How To Start Your Own Literary Journal (And Why You Want To!) | Writer’s Relief
Source: Writer’s ReliefPublished on 2017-09-21

Originally this post shipped with a picture of a Tory, but it’s my blog so I’ve replaced him with a pussycat – much nicer! (Mogg = moggy – get it?) Still, it’s good to read outside your bubble and this book covers some of the spectrum including many remain voices.

In Goodbye, Europe, a forthcoming collection of essays and stories, the Eurosceptic backbencher says ‘it was bold of the electorate to ignore the experts’
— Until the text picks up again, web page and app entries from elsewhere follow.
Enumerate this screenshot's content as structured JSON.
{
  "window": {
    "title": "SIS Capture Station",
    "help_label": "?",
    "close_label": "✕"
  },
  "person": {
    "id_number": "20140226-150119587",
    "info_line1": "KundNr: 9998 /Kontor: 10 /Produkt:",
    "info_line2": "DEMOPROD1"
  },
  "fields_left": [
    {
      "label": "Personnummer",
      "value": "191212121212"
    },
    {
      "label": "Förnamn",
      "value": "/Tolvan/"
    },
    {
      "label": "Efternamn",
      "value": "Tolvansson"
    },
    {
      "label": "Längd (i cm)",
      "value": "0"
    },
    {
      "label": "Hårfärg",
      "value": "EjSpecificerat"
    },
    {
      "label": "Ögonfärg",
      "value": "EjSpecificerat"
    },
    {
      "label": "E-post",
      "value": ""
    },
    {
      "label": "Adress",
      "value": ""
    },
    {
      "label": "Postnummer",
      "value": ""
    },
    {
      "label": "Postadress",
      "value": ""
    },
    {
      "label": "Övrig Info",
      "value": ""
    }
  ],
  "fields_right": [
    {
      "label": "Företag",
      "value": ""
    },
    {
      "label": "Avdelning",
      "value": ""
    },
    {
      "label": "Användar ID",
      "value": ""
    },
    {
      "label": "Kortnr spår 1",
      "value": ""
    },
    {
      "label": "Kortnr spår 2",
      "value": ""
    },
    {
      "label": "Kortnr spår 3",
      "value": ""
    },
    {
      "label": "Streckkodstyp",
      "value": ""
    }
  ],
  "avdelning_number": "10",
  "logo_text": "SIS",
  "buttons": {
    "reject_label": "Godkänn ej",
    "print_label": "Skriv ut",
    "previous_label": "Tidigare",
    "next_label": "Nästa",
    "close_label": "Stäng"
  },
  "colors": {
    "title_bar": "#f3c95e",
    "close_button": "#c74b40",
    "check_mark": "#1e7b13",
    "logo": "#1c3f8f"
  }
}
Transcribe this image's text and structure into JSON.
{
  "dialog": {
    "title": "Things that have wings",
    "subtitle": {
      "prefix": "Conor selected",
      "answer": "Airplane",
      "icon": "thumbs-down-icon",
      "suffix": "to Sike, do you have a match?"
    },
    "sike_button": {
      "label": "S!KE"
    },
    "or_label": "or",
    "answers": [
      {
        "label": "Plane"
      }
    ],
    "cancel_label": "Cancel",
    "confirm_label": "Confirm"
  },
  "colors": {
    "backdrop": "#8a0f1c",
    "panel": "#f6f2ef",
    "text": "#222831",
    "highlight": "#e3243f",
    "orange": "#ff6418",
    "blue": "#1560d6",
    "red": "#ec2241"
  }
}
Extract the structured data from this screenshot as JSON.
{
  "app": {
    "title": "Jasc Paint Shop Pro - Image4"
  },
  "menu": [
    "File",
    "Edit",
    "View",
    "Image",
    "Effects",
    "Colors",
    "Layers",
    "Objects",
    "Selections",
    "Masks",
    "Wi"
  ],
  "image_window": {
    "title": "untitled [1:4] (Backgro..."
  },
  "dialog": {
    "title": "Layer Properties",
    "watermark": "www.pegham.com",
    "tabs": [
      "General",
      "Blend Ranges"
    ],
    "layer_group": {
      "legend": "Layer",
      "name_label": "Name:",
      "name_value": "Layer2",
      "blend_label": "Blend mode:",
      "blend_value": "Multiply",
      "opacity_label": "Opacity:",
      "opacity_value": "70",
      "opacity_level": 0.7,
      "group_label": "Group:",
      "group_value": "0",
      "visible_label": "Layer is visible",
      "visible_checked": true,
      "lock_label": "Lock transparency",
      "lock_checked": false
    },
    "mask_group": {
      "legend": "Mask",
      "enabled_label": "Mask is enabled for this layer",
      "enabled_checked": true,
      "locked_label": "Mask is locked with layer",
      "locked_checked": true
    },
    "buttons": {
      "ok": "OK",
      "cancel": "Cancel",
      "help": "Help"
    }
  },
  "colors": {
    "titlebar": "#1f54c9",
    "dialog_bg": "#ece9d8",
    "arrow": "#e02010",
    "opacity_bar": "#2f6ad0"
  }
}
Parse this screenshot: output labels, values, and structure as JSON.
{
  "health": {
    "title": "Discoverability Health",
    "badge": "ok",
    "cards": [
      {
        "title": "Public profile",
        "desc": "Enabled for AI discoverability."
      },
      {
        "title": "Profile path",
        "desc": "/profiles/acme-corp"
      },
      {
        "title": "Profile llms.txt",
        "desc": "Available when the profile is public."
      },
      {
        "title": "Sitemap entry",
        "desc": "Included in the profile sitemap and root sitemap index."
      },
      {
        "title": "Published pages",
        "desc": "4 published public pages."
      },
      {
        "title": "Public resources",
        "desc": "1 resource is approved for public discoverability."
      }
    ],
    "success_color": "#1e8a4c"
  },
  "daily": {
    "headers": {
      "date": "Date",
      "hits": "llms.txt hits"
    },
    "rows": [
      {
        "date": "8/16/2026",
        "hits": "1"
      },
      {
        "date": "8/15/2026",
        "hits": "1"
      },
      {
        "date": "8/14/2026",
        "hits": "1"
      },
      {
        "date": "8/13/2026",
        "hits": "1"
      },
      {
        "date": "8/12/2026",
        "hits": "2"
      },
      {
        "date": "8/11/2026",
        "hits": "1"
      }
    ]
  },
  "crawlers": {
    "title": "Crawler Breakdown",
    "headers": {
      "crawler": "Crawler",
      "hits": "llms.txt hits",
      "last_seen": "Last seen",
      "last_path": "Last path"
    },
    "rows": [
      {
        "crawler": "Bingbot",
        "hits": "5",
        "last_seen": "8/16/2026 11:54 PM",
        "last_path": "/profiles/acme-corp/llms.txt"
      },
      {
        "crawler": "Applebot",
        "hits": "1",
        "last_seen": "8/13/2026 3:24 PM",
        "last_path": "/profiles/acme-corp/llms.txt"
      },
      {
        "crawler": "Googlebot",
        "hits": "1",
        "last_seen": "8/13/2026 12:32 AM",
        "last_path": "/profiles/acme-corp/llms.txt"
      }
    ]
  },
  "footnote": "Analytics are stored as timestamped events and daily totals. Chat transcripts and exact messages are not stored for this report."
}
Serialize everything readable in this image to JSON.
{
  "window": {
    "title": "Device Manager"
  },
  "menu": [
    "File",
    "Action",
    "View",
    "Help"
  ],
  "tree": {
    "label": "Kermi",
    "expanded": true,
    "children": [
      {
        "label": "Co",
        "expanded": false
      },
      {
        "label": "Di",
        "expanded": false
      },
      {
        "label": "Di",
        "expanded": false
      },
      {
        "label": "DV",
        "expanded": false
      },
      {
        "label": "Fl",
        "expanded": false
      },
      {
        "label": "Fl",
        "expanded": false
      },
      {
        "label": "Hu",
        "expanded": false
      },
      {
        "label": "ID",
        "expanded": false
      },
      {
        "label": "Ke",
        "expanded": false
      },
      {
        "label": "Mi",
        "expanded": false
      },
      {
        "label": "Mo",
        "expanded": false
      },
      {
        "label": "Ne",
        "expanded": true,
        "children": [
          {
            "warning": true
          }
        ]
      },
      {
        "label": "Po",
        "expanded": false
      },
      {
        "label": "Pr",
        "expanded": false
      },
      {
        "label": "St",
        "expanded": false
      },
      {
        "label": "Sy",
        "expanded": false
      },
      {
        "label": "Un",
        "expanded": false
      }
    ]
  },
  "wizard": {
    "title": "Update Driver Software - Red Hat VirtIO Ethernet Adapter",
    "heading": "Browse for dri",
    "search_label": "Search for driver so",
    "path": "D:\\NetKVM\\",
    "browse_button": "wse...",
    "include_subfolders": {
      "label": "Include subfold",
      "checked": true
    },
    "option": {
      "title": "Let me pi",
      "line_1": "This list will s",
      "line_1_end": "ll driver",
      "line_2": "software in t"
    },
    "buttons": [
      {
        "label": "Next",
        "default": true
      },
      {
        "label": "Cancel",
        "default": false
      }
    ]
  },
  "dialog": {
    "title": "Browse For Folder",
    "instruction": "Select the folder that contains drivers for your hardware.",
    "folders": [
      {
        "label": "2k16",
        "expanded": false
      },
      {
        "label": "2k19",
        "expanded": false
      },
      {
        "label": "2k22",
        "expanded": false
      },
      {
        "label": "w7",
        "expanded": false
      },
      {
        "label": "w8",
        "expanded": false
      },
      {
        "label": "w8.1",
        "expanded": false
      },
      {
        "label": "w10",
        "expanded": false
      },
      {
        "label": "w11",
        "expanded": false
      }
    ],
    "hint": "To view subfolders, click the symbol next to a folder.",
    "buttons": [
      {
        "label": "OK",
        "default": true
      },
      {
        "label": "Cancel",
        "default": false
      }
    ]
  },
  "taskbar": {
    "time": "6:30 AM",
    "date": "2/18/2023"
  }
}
Jacob Rees-Mogg has contributed to a forthcoming literary anthology about Britain’s exit from the European Union, with the Eurosceptic backbencher’s unlikely voice joining those of authors including Ian Rankin,…
‘A vote for freedom’: Jacob Rees-Mogg joins Lionel Shriver and Matt Haig in Brexit anthology
Source: Guardian BooksPublished on 2017-09-20

I’m all about the writing prompts at the moment. And, of course, NaNoWriMo is on the way!

Writing prompts are a great way to brush the dust off your creativity! These autumn-themed writing prompts will bring a burst of crisp, fresh inspiration to your writing. Browse these visual writing prompts, then try one or all!

Writer’s Relief would love to read what you write in the comments section! Just be aware of publishing industry rules about previously published ma…
Autumn Writing Prompts You’ll Fall For! | Writer’s Relief
Source: Writer’s ReliefPublished on 2017-09-20

Not that I’m insecure or anything – but this resonated with me.

One of the best ways for writers to combat the dreaded Voices Of Negativity.

Those pages you’re working on? They suck.

That sentence you just wrote? Good chance that sucks, too.

In fact the whole damn story, if you’re honest with yourself… you will have to admit there’s a decent chance it sucks. Or will suck. Or already sucks…
Writing Mantra: On the other hand…
Source: Go Into The StoryPublished on 2017-09-19

Genuinely exciting news – Philip Pullman’s forthcoming trilogy is set in the same universe as His Dark Materials.

The Observer New Review offers you the chance to put your questions to the master storyteller

Next month sees the publication of Philip Pullman’s La Belle Sauvage, the long-awaited first volume of The Book of Dust, an epic fantasy trilogy intended to stand alongside his bestselling series, His Dark Materials.

Pullman devotees have waited 17 years for him to return to th…
Send us your questions for Philip Pullman
Source: Guardian BooksPublished on 2017-09-19

“Lewis Hine: Newsboys on a stoop, Wilmington, Delaware, 1910” by _trialsanderrors_ is licensed under CC BY 2.0